On Friday night, metal fans at the Pearl were treated to a triple dose of hardcore music from Skindred, Sevendust and Disturbed.
I knew little about Skindred before this show but I figured since they were on a ticket with Sevendust and Disturbed, they wouldn’t be playing chamber music. Benji Webbe, lead singer of Skindred, sounds like the love child of David Draiman (Disturbed’s singer) and one of Bob Marley’s daughters. The Welsh heavy metal group blends hardcore rock with reggae to form what the band calls “Ragga metal.” The result is an up-tempo, dare I say, perky vibe for hardcore music that usually deals with death, rage and the inevitable burning of hellfire.
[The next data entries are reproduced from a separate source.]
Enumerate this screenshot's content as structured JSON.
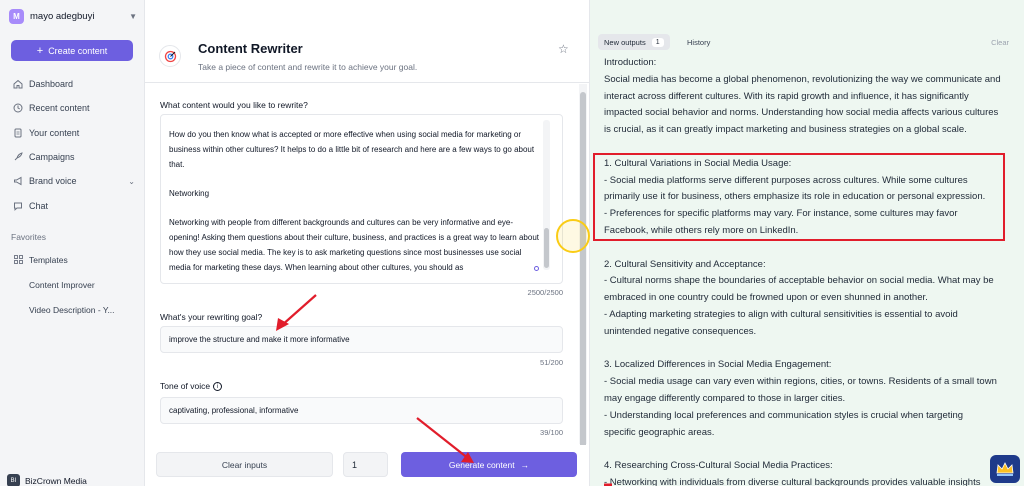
{
  "sidebar": {
    "user_initial": "M",
    "user_name": "mayo adegbuyi",
    "create_label": "Create content",
    "nav": [
      {
        "label": "Dashboard"
      },
      {
        "label": "Recent content"
      },
      {
        "label": "Your content"
      },
      {
        "label": "Campaigns"
      },
      {
        "label": "Brand voice"
      },
      {
        "label": "Chat"
      }
    ],
    "favorites_title": "Favorites",
    "favorites": [
      {
        "label": "Templates"
      },
      {
        "label": "Content Improver"
      },
      {
        "label": "Video Description - Y..."
      }
    ],
    "brand_initials": "BI",
    "brand_name": "BizCrown Media"
  },
  "tool": {
    "title": "Content Rewriter",
    "subtitle": "Take a piece of content and rewrite it to achieve your goal.",
    "content_label": "What content would you like to rewrite?",
    "content_paragraphs": [
      "How do you then know what is accepted or more effective when using social media for marketing or business within other cultures? It helps to do a little bit of research and here are a few ways to go about that.",
      "Networking",
      "Networking with people from different backgrounds and cultures can be very informative and eye-opening! Asking them questions about their culture, business, and practices is a great way to learn about how they use social media. The key is to ask marketing questions since most businesses use social media for marketing these days. When learning about other cultures, you should as"
    ],
    "content_counter": "2500/2500",
    "goal_label": "What's your rewriting goal?",
    "goal_value": "improve the structure and make it more informative",
    "goal_counter": "51/200",
    "tone_label": "Tone of voice",
    "tone_value": "captivating, professional, informative",
    "tone_counter": "39/100",
    "clear_label": "Clear inputs",
    "count_value": "1",
    "generate_label": "Generate content",
    "generate_arrow": "→"
  },
  "outputs": {
    "new_tab": "New outputs",
    "new_count": "1",
    "history_tab": "History",
    "clear": "Clear",
    "lines": [
      "Introduction:",
      "Social media has become a global phenomenon, revolutionizing the way we communicate and",
      "interact across different cultures. With its rapid growth and influence, it has significantly",
      "impacted social behavior and norms. Understanding how social media affects various cultures",
      "is crucial, as it can greatly impact marketing and business strategies on a global scale.",
      "",
      "1. Cultural Variations in Social Media Usage:",
      "- Social media platforms serve different purposes across cultures. While some cultures",
      "primarily use it for business, others emphasize its role in education or personal expression.",
      "- Preferences for specific platforms may vary. For instance, some cultures may favor",
      "Facebook, while others rely more on LinkedIn.",
      "",
      "2. Cultural Sensitivity and Acceptance:",
      "- Cultural norms shape the boundaries of acceptable behavior on social media. What may be",
      "embraced in one country could be frowned upon or even shunned in another.",
      "- Adapting marketing strategies to align with cultural sensitivities is essential to avoid",
      "unintended negative consequences.",
      "",
      "3. Localized Differences in Social Media Engagement:",
      "- Social media usage can vary even within regions, cities, or towns. Residents of a small town",
      "may engage differently compared to those in larger cities.",
      "- Understanding local preferences and communication styles is crucial when targeting",
      "specific geographic areas.",
      "",
      "4. Researching Cross-Cultural Social Media Practices:",
      "- Networking with individuals from diverse cultural backgrounds provides valuable insights"
    ]
  },
  "colors": {
    "accent": "#6d5fe0",
    "highlight_box": "#e11d2b",
    "output_bg": "#eef7f1",
    "annotation_arrow": "#e11d2b"
  }
}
But I had come for the headliner. I saw Disturbed a few years back at the House of Blues, and I remember promising myself I would bring ear plugs the next time. Taking a quick look at the ear-plugged security guards and fellow photographers around me, I was beginning to regret forgetting the nerdy but necessary item.
For that last show the band had brought along a veritable sideshow of friends who warmed up the crowd by hanging bottles of Jagermeister from their eye sockets, ears and facial piercings. I was eager to see how they would kick off this show.
Singer David Draiman was wheeled out onto the stage in a straightjacket and Hannibal Lector mask by a man dressed in scrubs. The “nurse” helped Draiman get out of his costume, to reveal one-piece Dickies-style coveralls sporting the band’s name down the side.
The band went on to play a sampling of hits like “Land of Confusion,” “Stupefy” and “The Game,” while the backdrops changed between Disturbed’s signature demonic creature and the image of an army of zombies from the cover of their Ten Thousand Fists album.
When the band returned for an encore, the backdrop changed to an even more terrifying version of the demon, this time, emerging from flames.
Draiman told the crowd that he has noticed a larger number of young children at their shows recently and pulled one such young fan on stage with him. He told the boy that the band didn’t plan on censoring themselves, so he needed to do them a favor and “put some earmuffs on” when necessary. The twelve year old boy wasn’t at all scandalized by the performance and told the crowd this was his third Disturbed show and his favorite song was Indestructible’s “Inside The Fire” – a perfect segue into their Grammy nominated hit. Following a drum solo, Disturbed closed the show with “Down with the Sickness.”
As the lights came up and people filed out of the Pearl, my loudly ringing ears had me reiterating my previous promise. Ear plugs. Ear plugs. Ear plugs.